Organizations need to change their culture to respond to changing conditions in the environment, to remain competitive, and to avoid complacency or stagnation. Culture change often begins by the creation of a sense of urgency. Next, a change of leaders and other key players may enact change and serve as effective role models of new behavior. Training can also be targeted toward fostering these new behaviors. Reward systems are changed within the organization. Finally, the organization creates new stories and symbols. Successful culture change requires managers that are proficient at all of the P-O-L-C functions. Creating and communicating a vision is part of planning; leadership and role modeling are part of leading; designing effective reward systems is part of controlling; all of which combine to influence culture, a facet of organizing.
How do you find out about a company’s culture before you join? Here are several tips that will allow you to more accurately gauge the culture of a company you are interviewing with.
First, do your research. Talking to friends and family members who are familiar with the company, doing an online search for news articles about the company, browsing the company’s Web site, and reading its mission statement would be a good start.
Second, observe the physical environment. Do people work in cubicles or in offices? What is the dress code? What is the building structure? Do employees look happy, tired, or stressed? The answers to these questions are all pieces of the puzzle.
Third, read between the lines. For example, the absence of a lengthy employee handbook or detailed procedures might mean that the company is more flexible and less bureaucratic.
Fourth, reflect on how you are treated. The recruitment process is your first connection to the company. Were you treated with respect? Do they maintain contact with you or are you being ignored for long stretches at a time?
Fifth, ask questions. What happened to the previous incumbent of this job? What does it take to be successful in this firm? What would their ideal candidate for the job look like? The answers to these questions will reveal a lot about the way they do business.
Finally, listen to your gut. Your feelings about the place in general, and your future manager and coworkers in particular, are important signs that you should not ignore.Adapted from ideas in Daniel, L., & Brandon, C. (2006). Finding the right job fit. HR Magazine, 51, 62–67; Sacks, D. (2005). Cracking your next company’s culture. Fast Company, 99, 85–87.

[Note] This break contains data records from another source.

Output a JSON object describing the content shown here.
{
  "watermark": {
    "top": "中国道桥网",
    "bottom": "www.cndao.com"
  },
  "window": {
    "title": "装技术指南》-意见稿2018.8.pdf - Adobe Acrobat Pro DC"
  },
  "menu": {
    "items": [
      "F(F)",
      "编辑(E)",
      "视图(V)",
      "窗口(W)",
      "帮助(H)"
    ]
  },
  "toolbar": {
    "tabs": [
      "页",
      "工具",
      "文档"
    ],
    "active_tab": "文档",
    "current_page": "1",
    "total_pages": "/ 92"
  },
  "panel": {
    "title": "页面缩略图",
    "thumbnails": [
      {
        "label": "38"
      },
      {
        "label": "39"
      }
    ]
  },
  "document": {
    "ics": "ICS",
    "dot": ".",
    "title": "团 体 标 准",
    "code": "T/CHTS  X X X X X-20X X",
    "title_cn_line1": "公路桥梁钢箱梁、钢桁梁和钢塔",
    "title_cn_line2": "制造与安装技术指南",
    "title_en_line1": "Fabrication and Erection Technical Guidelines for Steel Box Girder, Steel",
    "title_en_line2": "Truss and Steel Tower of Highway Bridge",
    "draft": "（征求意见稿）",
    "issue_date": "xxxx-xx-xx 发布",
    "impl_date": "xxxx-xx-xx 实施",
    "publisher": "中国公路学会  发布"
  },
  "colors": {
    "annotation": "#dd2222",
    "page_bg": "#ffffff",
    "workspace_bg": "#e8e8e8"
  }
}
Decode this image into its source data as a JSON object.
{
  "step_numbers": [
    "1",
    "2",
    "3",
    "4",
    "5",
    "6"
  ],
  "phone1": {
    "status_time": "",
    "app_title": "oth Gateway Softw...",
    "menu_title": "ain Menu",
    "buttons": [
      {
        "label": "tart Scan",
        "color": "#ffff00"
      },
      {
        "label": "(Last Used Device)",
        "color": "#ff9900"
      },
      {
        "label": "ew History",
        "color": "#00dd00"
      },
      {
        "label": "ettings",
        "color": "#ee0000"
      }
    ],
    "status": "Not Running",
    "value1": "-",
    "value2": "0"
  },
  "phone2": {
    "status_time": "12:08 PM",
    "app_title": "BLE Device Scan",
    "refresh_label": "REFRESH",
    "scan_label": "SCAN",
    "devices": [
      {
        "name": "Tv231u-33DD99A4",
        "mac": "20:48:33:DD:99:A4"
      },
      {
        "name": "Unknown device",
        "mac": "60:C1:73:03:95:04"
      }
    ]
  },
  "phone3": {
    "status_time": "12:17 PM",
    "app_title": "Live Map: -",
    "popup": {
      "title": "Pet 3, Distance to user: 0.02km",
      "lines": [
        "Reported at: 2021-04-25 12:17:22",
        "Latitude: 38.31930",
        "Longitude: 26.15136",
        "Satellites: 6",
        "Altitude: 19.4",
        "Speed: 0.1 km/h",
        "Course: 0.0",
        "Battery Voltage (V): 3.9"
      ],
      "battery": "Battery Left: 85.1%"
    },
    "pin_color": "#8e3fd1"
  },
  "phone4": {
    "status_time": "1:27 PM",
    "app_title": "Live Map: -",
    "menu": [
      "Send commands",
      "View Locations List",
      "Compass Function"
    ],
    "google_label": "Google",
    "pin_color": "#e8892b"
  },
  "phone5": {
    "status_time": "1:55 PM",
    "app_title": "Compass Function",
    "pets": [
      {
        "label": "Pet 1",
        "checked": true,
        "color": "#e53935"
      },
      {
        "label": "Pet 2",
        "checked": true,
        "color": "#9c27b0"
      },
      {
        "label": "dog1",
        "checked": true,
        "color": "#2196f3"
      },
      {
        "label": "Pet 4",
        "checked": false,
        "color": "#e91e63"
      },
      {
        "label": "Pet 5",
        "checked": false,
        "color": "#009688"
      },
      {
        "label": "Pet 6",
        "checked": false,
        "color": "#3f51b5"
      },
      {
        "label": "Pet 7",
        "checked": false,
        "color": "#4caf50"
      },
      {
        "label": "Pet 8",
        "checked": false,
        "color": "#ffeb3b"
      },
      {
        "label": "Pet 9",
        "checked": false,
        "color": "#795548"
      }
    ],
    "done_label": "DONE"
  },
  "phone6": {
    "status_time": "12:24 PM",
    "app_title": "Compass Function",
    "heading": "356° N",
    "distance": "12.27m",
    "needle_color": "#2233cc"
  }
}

There are a number of ways to learn about an organization’s culture before you formally join it. Take the time to consider whether the culture you are observing seems like the right fit for you. Once you get a job, you can do key things to maximize your onboarding success.